In the past year, according to AAMC, 52,536 students applied to medical schools in the United States, and 21,643 students were accepted to medical school. While the overall acceptance rate is approximately 41 percent, most schools have as few as a couple hundred seats for students. In addition, the cost of applications to medical school can accumulate to thousands of dollars, therefore, students need to carefully determine which schools they have the best chance of obtaining an interview and acceptance with. The limited amount of seats, along with the high scores, GPA, and impressive resume make the acceptance to medical school more unpredictable. “Sometimes you hear of those kids who had the 4.0, the extracurriculars, the stellar MCAT score, but only got accepted into one school, and you feel like ‘well I must be screwed then’,” adds Farah.
One would think that because of the limited chances at enrollment in medical school, there is major competition among students at NJIT. However, this is not the case. “Compared to what I’ve heard at other schools, it doesn’t get too competitive here,” says Grotheer.
In fact, it may be in the best interest of pre-health students to make friends with other students striving for similar goals. “All my friends always want to help me and I always want to help them with old notes and study tips and whatnot. I think we all that realize we aren’t competing against each other, but against the rest of the students in the country,” adds Grotheer.
Omar Merdan, a senior biology major, has been accepted to medical school and will be attending New Jersey Medical School (NJMS) in the fall. As he recollects his experiences preparing himself for acceptance to medical school, Merdan says, “I’m always willing to help out anyone else if they wanted to pursue medicine. I think trying to be competitive about it brings up a negative mindset, because you’re going to have to be working in teams constantly. If you’re sitting there in your own island, you’re helping nobody, including yourself.”
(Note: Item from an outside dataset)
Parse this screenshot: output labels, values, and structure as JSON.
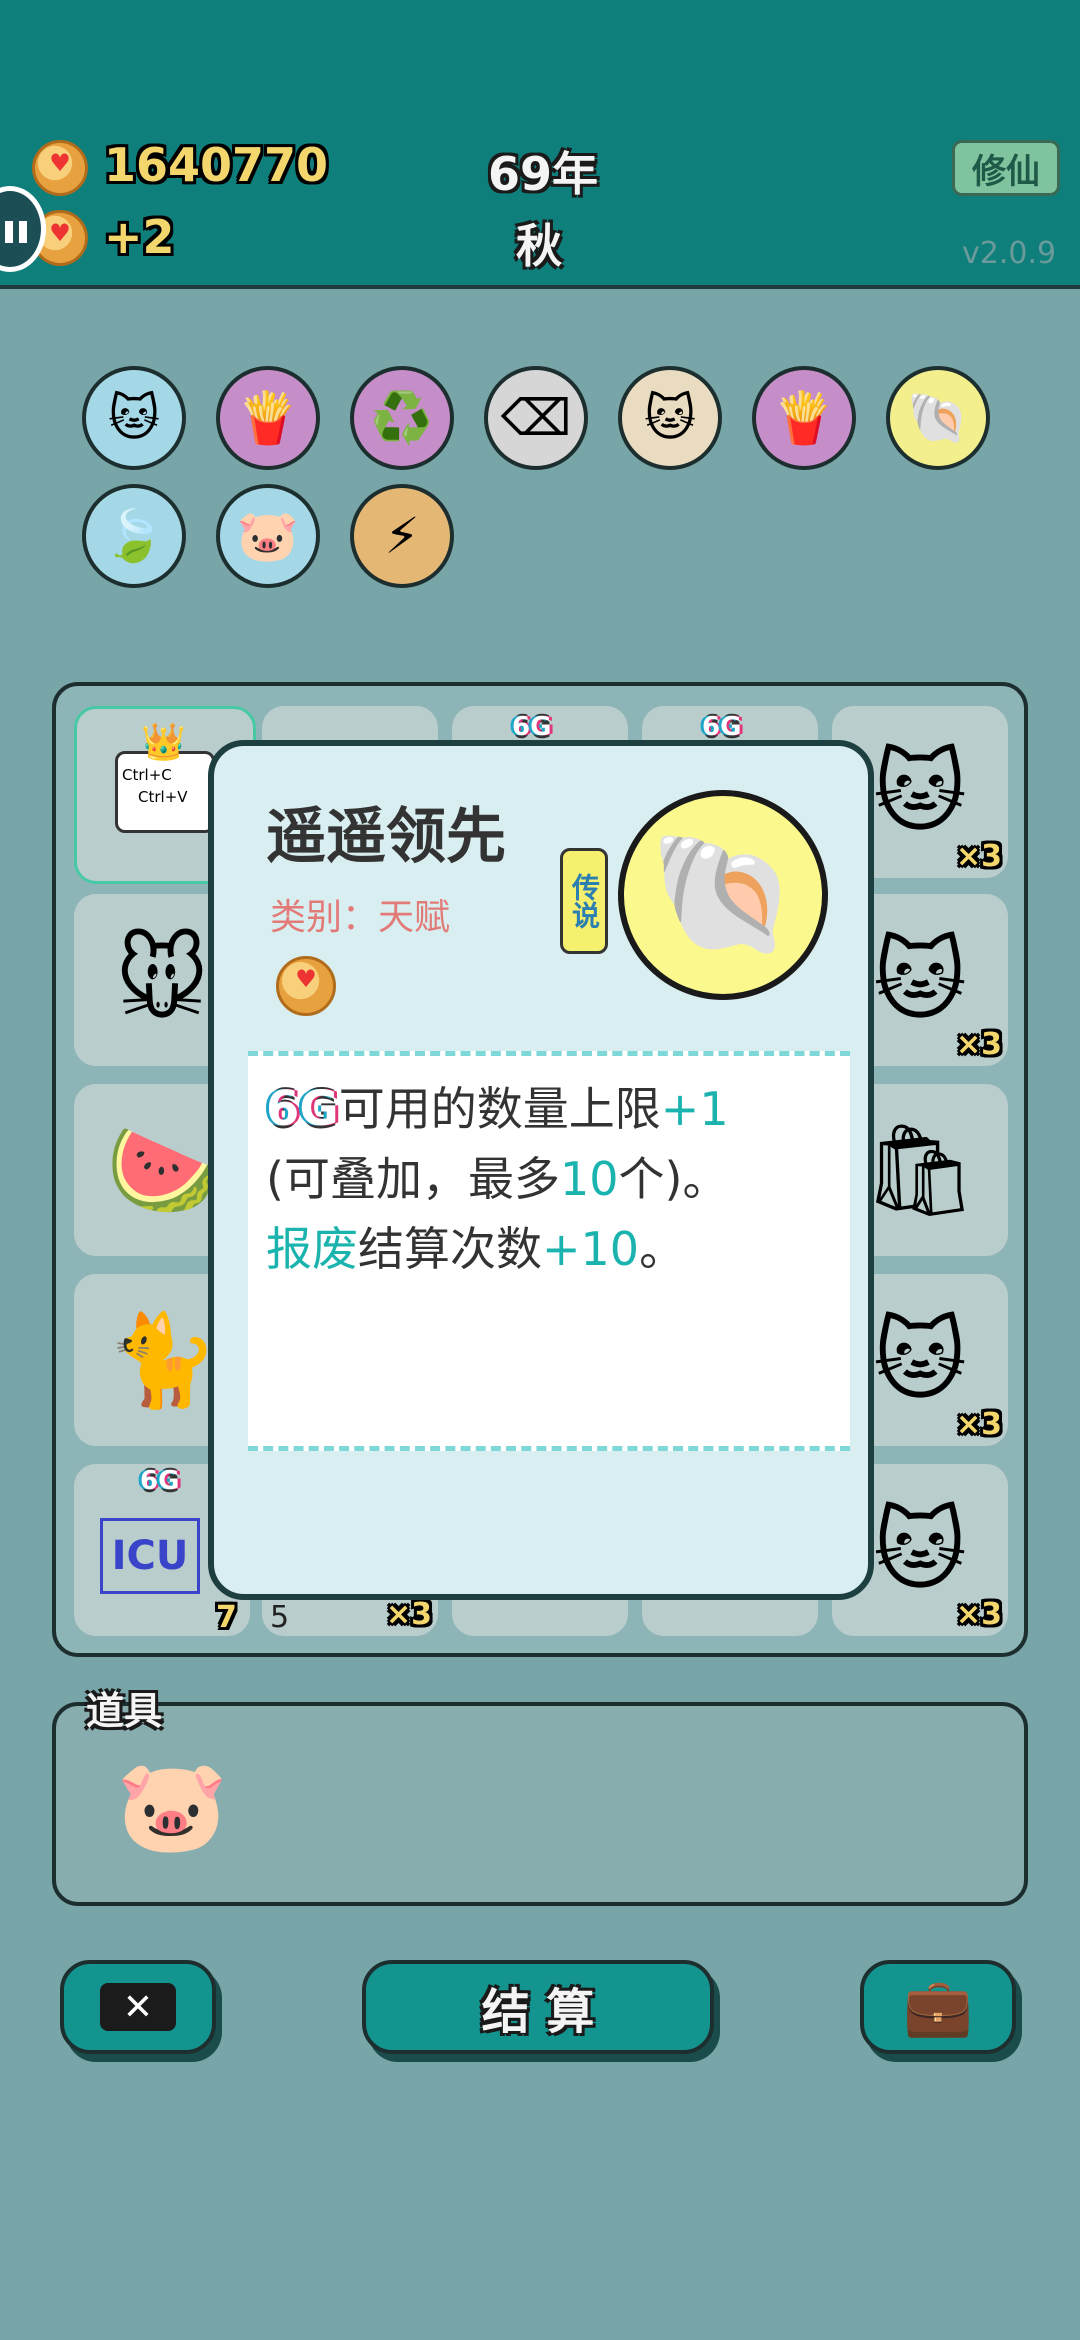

For sophomore biology major and pre-dental student Bryan Tran, identifying and belonging to a group of students with similar goals has helped him thus far at NJIT. “There is a community of young, intellectual students aspiring to be professionals in a highly respected field. Being around these hard-working, determined individuals has influenced me to strive to excel in studies and commit myself to achieving success,” says Tran.
While the process of preparing for medical school applications can be demanding, many students who truly want to work in healthcare as practicing physicians and dentists feel that coming to NJIT has helped them grow in various ways to succeed in furthering their education. For some students, the structured track of being a pre-health student helps. Mahathi Mudigonda, a sophomore biology major in the accelerated medical program said, “I like being a premed but it’s pretty stressful in that I have to constantly remind myself of my long term goals. It’s all about waiting and setting short term goals to keep being motivated. It also tests my patience because I have to prioritize my work over my social life. But I like being busy because it makes me appreciate my free time a bit more.”
With any given field of study at any academic institution, the amount of time and effort put in will yield success and rewarding results. “The premed culture at this school caters to students that are willing to take the initiative to persevere through holding many responsibilities at once and fight for their spot in medical school. No one will hold your hand, but I think this is great practice for the real world,” says Kristen Grotheer.